» **Task**
In the material below, list every line carrying the string "Piano".

» **Records to use**
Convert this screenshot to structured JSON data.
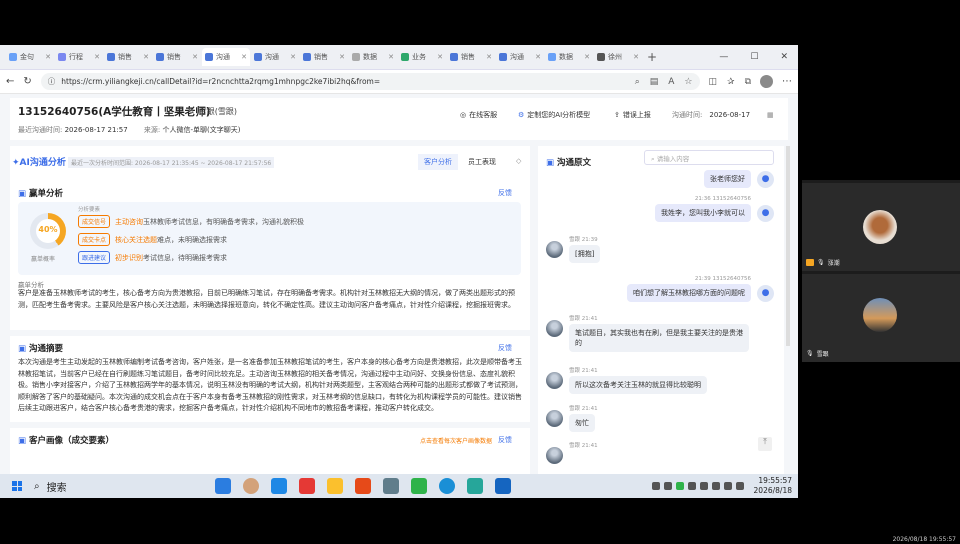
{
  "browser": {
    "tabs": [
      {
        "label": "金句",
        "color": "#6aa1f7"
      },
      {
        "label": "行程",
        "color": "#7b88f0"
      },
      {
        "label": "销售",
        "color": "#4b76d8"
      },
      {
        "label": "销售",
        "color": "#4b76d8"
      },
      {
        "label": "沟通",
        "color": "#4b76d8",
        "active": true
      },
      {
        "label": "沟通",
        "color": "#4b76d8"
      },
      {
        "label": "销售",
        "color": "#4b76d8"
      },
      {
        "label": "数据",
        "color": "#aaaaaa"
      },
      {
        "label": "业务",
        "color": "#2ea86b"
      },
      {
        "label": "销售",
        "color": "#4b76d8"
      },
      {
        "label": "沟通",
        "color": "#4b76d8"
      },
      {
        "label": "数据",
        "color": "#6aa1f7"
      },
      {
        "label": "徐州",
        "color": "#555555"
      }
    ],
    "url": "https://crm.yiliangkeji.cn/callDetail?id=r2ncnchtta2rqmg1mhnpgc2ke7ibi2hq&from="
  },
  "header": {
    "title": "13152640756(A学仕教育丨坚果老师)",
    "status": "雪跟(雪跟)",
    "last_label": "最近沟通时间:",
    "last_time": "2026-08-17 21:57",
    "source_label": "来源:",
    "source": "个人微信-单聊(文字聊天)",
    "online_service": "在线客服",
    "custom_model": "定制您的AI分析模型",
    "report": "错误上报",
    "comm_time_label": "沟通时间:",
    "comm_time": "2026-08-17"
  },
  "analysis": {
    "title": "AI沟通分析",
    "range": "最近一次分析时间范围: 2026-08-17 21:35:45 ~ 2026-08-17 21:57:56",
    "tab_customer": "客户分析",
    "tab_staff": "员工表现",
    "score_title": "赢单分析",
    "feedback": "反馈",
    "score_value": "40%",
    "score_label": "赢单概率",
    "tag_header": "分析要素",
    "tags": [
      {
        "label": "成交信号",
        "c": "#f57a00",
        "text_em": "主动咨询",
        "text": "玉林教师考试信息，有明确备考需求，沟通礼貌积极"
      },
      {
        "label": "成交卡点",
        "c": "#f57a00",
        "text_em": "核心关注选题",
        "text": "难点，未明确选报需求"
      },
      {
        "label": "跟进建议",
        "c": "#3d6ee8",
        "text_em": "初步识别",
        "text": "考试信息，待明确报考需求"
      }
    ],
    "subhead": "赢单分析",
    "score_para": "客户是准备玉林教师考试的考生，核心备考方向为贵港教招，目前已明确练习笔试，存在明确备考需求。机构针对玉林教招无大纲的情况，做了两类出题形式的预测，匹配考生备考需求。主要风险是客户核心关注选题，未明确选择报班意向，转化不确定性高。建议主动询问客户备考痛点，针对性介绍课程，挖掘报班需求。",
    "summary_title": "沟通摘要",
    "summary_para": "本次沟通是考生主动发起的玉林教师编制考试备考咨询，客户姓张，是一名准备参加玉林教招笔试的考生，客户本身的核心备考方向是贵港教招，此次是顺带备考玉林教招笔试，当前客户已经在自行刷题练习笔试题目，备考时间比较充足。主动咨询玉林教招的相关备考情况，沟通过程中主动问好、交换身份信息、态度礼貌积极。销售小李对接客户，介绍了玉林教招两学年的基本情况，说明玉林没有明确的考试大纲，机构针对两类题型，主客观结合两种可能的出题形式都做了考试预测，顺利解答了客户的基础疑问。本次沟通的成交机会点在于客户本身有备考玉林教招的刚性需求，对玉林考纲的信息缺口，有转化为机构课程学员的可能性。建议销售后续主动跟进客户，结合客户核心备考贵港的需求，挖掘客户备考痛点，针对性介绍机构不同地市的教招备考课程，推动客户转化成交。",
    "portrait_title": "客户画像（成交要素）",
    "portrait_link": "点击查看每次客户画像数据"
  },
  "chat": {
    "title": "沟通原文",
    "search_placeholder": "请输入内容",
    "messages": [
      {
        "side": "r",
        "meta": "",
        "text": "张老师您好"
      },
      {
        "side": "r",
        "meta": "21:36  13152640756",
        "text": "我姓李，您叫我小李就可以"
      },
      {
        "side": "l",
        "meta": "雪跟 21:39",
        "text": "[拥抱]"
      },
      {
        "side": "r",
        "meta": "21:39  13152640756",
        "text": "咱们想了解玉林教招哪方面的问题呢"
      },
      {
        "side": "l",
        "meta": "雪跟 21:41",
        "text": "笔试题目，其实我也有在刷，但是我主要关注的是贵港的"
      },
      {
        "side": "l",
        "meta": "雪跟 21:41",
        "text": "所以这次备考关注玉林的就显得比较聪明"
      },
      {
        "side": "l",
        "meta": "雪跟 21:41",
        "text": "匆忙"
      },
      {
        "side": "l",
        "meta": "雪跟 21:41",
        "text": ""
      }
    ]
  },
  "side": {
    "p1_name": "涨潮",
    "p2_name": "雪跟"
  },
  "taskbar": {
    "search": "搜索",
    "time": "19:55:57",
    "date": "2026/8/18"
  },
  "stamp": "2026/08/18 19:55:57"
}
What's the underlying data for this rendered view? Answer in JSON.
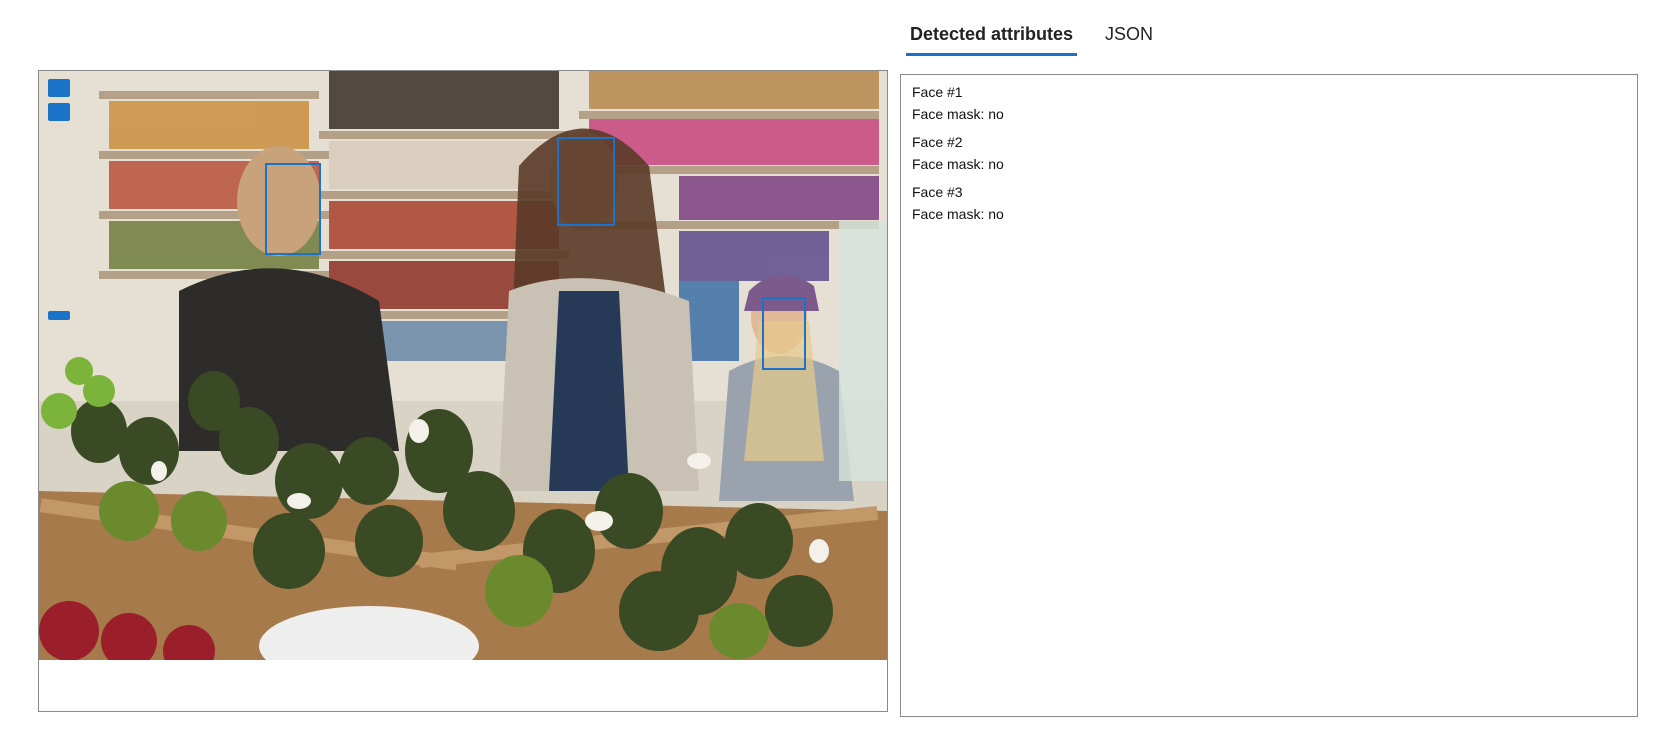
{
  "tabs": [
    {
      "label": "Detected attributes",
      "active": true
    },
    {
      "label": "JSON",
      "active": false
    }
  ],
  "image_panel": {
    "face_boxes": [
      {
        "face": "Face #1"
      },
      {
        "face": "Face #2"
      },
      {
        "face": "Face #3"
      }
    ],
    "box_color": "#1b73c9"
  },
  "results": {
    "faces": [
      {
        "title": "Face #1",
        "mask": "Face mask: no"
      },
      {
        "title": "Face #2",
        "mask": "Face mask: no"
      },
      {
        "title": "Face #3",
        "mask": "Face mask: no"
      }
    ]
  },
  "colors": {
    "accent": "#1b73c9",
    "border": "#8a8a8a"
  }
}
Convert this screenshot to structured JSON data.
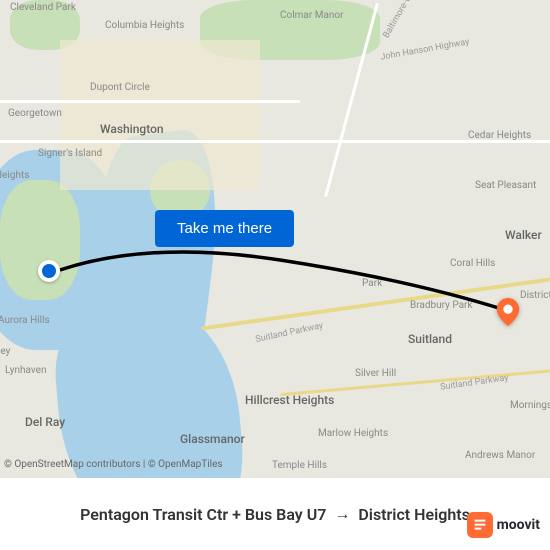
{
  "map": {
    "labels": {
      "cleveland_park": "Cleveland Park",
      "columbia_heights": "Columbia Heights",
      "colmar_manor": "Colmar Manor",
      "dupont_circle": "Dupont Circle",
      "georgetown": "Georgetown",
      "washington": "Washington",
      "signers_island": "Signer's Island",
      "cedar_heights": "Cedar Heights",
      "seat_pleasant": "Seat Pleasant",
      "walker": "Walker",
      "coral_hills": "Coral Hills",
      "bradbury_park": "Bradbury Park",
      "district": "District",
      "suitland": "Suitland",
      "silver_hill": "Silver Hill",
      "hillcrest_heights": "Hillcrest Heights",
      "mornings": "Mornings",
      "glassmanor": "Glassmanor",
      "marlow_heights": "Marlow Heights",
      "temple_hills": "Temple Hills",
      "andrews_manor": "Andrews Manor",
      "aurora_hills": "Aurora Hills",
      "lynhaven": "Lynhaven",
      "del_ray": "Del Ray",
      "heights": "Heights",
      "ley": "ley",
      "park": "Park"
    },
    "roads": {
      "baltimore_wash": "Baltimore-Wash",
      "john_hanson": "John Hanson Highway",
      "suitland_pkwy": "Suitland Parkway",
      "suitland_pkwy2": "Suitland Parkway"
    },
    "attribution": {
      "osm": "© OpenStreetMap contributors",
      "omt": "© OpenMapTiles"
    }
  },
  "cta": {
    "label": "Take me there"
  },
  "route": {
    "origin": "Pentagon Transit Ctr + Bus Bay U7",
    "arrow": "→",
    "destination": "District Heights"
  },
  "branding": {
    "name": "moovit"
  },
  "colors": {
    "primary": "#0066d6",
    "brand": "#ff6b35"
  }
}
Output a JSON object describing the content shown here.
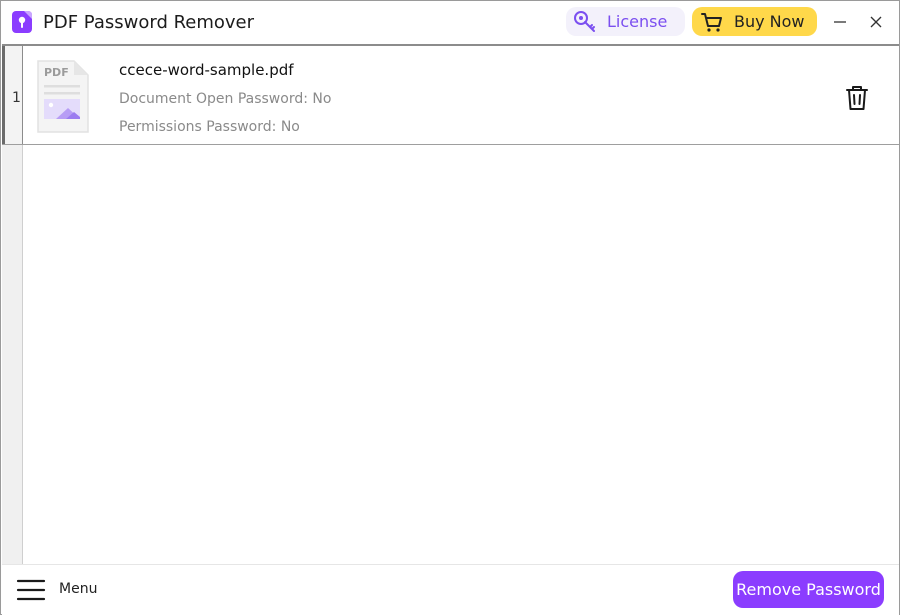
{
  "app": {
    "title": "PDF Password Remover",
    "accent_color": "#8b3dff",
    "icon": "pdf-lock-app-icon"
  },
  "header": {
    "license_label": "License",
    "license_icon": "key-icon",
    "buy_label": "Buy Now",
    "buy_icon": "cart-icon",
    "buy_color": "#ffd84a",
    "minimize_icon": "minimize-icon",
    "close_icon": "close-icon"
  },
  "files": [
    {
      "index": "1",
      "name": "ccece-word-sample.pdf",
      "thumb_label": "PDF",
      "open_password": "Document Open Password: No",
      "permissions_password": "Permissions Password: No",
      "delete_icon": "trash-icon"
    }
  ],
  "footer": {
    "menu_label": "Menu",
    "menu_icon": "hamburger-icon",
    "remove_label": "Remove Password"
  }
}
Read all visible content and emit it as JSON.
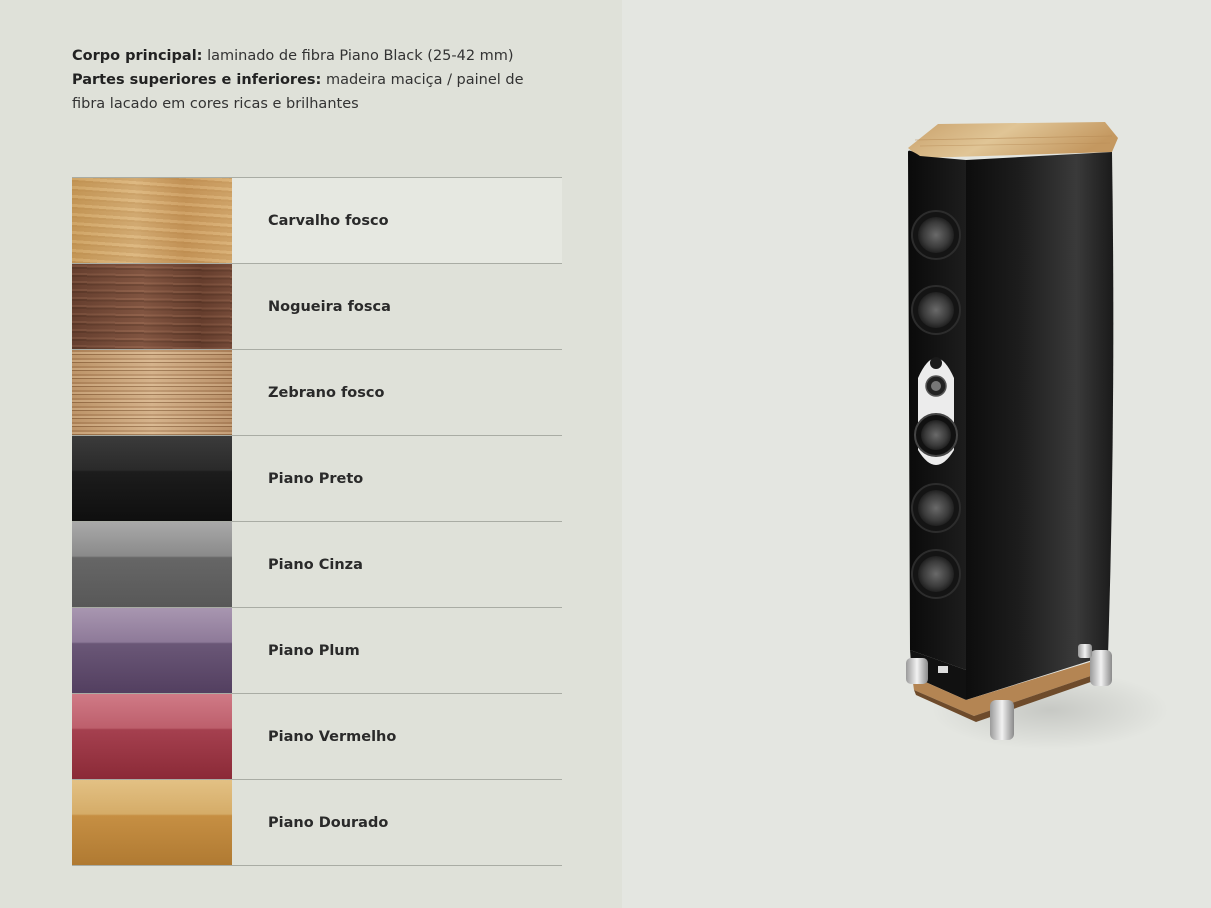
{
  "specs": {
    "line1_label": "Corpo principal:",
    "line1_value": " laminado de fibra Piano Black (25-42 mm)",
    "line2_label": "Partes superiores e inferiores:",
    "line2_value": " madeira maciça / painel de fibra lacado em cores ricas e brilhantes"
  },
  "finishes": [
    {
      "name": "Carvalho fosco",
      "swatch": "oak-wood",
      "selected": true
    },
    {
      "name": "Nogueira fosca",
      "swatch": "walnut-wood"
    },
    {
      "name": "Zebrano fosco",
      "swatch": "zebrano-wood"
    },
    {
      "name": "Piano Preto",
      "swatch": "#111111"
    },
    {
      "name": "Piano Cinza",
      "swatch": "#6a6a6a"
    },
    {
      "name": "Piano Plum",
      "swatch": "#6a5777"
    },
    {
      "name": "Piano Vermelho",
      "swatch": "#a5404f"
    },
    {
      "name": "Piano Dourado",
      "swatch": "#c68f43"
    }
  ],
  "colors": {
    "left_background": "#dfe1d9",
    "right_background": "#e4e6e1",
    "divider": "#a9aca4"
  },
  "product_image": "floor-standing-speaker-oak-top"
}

» **Response box**
    "line1_value": " laminado de fibra Piano Black (25-42 mm)",
      "name": "Piano Preto",
      "name": "Piano Cinza",
      "name": "Piano Plum",
      "name": "Piano Vermelho",
      "name": "Piano Dourado",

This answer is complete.